INFORMATION GIVEN: Begin
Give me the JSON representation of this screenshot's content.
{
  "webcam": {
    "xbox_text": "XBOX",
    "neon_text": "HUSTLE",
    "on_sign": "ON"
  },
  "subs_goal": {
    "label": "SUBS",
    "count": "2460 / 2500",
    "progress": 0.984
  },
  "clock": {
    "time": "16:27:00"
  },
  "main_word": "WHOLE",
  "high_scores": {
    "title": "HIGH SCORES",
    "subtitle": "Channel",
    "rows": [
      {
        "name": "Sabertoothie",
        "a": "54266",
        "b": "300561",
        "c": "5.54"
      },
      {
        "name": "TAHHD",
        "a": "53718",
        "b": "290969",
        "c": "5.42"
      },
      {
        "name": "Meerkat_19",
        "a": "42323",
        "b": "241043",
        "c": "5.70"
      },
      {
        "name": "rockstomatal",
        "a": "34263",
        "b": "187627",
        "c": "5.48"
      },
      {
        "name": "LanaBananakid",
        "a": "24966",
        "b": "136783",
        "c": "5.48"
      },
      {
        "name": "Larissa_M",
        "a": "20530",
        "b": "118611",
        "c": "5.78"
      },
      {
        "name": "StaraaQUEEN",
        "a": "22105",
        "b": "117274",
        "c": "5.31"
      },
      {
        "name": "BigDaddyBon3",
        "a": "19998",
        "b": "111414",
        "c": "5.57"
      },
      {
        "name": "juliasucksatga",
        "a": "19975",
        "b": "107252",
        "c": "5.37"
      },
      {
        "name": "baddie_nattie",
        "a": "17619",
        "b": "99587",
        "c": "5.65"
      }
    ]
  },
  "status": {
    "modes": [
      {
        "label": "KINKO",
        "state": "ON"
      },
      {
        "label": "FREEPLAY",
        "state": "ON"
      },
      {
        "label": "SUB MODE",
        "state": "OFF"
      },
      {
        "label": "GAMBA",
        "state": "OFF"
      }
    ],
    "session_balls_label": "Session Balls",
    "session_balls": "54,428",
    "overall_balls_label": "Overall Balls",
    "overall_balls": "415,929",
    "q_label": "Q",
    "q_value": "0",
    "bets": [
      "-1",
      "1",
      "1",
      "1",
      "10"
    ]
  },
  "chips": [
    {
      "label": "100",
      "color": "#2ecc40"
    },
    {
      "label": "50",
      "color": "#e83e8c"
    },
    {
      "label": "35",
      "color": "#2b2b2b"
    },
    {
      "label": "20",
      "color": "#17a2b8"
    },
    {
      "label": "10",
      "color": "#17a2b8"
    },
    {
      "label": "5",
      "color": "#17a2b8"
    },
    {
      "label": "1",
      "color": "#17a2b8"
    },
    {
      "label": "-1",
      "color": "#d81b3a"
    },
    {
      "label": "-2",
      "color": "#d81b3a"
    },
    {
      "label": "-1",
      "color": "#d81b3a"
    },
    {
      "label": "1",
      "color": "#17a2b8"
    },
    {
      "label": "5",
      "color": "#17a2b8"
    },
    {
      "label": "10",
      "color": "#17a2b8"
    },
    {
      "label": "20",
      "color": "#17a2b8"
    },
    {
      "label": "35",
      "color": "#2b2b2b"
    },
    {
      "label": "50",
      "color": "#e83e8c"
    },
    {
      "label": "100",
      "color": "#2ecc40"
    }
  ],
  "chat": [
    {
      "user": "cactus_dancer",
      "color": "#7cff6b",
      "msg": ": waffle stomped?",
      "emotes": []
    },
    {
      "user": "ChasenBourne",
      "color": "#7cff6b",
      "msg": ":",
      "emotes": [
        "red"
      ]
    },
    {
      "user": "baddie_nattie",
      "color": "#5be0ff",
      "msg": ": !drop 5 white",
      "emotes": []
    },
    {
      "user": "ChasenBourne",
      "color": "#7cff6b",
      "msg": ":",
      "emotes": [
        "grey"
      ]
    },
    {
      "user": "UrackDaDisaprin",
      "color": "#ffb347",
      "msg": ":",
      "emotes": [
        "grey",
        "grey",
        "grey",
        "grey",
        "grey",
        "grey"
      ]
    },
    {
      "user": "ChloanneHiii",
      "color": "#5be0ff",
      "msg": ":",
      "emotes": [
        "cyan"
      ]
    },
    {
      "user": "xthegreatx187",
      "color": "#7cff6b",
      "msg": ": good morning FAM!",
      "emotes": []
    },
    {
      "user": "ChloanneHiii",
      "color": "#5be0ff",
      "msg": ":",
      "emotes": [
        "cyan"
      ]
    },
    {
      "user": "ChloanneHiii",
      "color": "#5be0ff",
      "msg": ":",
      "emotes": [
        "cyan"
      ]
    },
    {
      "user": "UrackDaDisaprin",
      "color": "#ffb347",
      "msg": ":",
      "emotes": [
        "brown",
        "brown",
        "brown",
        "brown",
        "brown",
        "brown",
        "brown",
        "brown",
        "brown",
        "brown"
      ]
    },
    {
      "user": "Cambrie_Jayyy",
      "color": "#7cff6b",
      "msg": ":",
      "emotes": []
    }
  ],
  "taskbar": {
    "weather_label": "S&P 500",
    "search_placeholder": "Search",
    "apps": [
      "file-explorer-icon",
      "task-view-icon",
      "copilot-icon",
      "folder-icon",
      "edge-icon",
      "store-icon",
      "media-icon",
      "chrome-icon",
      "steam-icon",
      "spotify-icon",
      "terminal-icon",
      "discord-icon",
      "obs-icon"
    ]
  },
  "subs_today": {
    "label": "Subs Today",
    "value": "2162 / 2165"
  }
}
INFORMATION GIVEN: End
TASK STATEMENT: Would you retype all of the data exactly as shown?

TASK SOLUTION:
Give me the JSON representation of this screenshot's content.
{
  "webcam": {
    "xbox_text": "XBOX",
    "neon_text": "HUSTLE",
    "on_sign": "ON"
  },
  "subs_goal": {
    "label": "SUBS",
    "count": "2460 / 2500",
    "progress": 0.984
  },
  "clock": {
    "time": "16:27:00"
  },
  "main_word": "WHOLE",
  "high_scores": {
    "title": "HIGH SCORES",
    "subtitle": "Channel",
    "rows": [
      {
        "name": "Sabertoothie",
        "a": "54266",
        "b": "300561",
        "c": "5.54"
      },
      {
        "name": "TAHHD",
        "a": "53718",
        "b": "290969",
        "c": "5.42"
      },
      {
        "name": "Meerkat_19",
        "a": "42323",
        "b": "241043",
        "c": "5.70"
      },
      {
        "name": "rockstomatal",
        "a": "34263",
        "b": "187627",
        "c": "5.48"
      },
      {
        "name": "LanaBananakid",
        "a": "24966",
        "b": "136783",
        "c": "5.48"
      },
      {
        "name": "Larissa_M",
        "a": "20530",
        "b": "118611",
        "c": "5.78"
      },
      {
        "name": "StaraaQUEEN",
        "a": "22105",
        "b": "117274",
        "c": "5.31"
      },
      {
        "name": "BigDaddyBon3",
        "a": "19998",
        "b": "111414",
        "c": "5.57"
      },
      {
        "name": "juliasucksatga",
        "a": "19975",
        "b": "107252",
        "c": "5.37"
      },
      {
        "name": "baddie_nattie",
        "a": "17619",
        "b": "99587",
        "c": "5.65"
      }
    ]
  },
  "status": {
    "modes": [
      {
        "label": "KINKO",
        "state": "ON"
      },
      {
        "label": "FREEPLAY",
        "state": "ON"
      },
      {
        "label": "SUB MODE",
        "state": "OFF"
      },
      {
        "label": "GAMBA",
        "state": "OFF"
      }
    ],
    "session_balls_label": "Session Balls",
    "session_balls": "54,428",
    "overall_balls_label": "Overall Balls",
    "overall_balls": "415,929",
    "q_label": "Q",
    "q_value": "0",
    "bets": [
      "-1",
      "1",
      "1",
      "1",
      "10"
    ]
  },
  "chips": [
    {
      "label": "100",
      "color": "#2ecc40"
    },
    {
      "label": "50",
      "color": "#e83e8c"
    },
    {
      "label": "35",
      "color": "#2b2b2b"
    },
    {
      "label": "20",
      "color": "#17a2b8"
    },
    {
      "label": "10",
      "color": "#17a2b8"
    },
    {
      "label": "5",
      "color": "#17a2b8"
    },
    {
      "label": "1",
      "color": "#17a2b8"
    },
    {
      "label": "-1",
      "color": "#d81b3a"
    },
    {
      "label": "-2",
      "color": "#d81b3a"
    },
    {
      "label": "-1",
      "color": "#d81b3a"
    },
    {
      "label": "1",
      "color": "#17a2b8"
    },
    {
      "label": "5",
      "color": "#17a2b8"
    },
    {
      "label": "10",
      "color": "#17a2b8"
    },
    {
      "label": "20",
      "color": "#17a2b8"
    },
    {
      "label": "35",
      "color": "#2b2b2b"
    },
    {
      "label": "50",
      "color": "#e83e8c"
    },
    {
      "label": "100",
      "color": "#2ecc40"
    }
  ],
  "chat": [
    {
      "user": "cactus_dancer",
      "color": "#7cff6b",
      "msg": ": waffle stomped?",
      "emotes": []
    },
    {
      "user": "ChasenBourne",
      "color": "#7cff6b",
      "msg": ":",
      "emotes": [
        "red"
      ]
    },
    {
      "user": "baddie_nattie",
      "color": "#5be0ff",
      "msg": ": !drop 5 white",
      "emotes": []
    },
    {
      "user": "ChasenBourne",
      "color": "#7cff6b",
      "msg": ":",
      "emotes": [
        "grey"
      ]
    },
    {
      "user": "UrackDaDisaprin",
      "color": "#ffb347",
      "msg": ":",
      "emotes": [
        "grey",
        "grey",
        "grey",
        "grey",
        "grey",
        "grey"
      ]
    },
    {
      "user": "ChloanneHiii",
      "color": "#5be0ff",
      "msg": ":",
      "emotes": [
        "cyan"
      ]
    },
    {
      "user": "xthegreatx187",
      "color": "#7cff6b",
      "msg": ": good morning FAM!",
      "emotes": []
    },
    {
      "user": "ChloanneHiii",
      "color": "#5be0ff",
      "msg": ":",
      "emotes": [
        "cyan"
      ]
    },
    {
      "user": "ChloanneHiii",
      "color": "#5be0ff",
      "msg": ":",
      "emotes": [
        "cyan"
      ]
    },
    {
      "user": "UrackDaDisaprin",
      "color": "#ffb347",
      "msg": ":",
      "emotes": [
        "brown",
        "brown",
        "brown",
        "brown",
        "brown",
        "brown",
        "brown",
        "brown",
        "brown",
        "brown"
      ]
    },
    {
      "user": "Cambrie_Jayyy",
      "color": "#7cff6b",
      "msg": ":",
      "emotes": []
    }
  ],
  "taskbar": {
    "weather_label": "S&P 500",
    "search_placeholder": "Search",
    "apps": [
      "file-explorer-icon",
      "task-view-icon",
      "copilot-icon",
      "folder-icon",
      "edge-icon",
      "store-icon",
      "media-icon",
      "chrome-icon",
      "steam-icon",
      "spotify-icon",
      "terminal-icon",
      "discord-icon",
      "obs-icon"
    ]
  },
  "subs_today": {
    "label": "Subs Today",
    "value": "2162 / 2165"
  }
}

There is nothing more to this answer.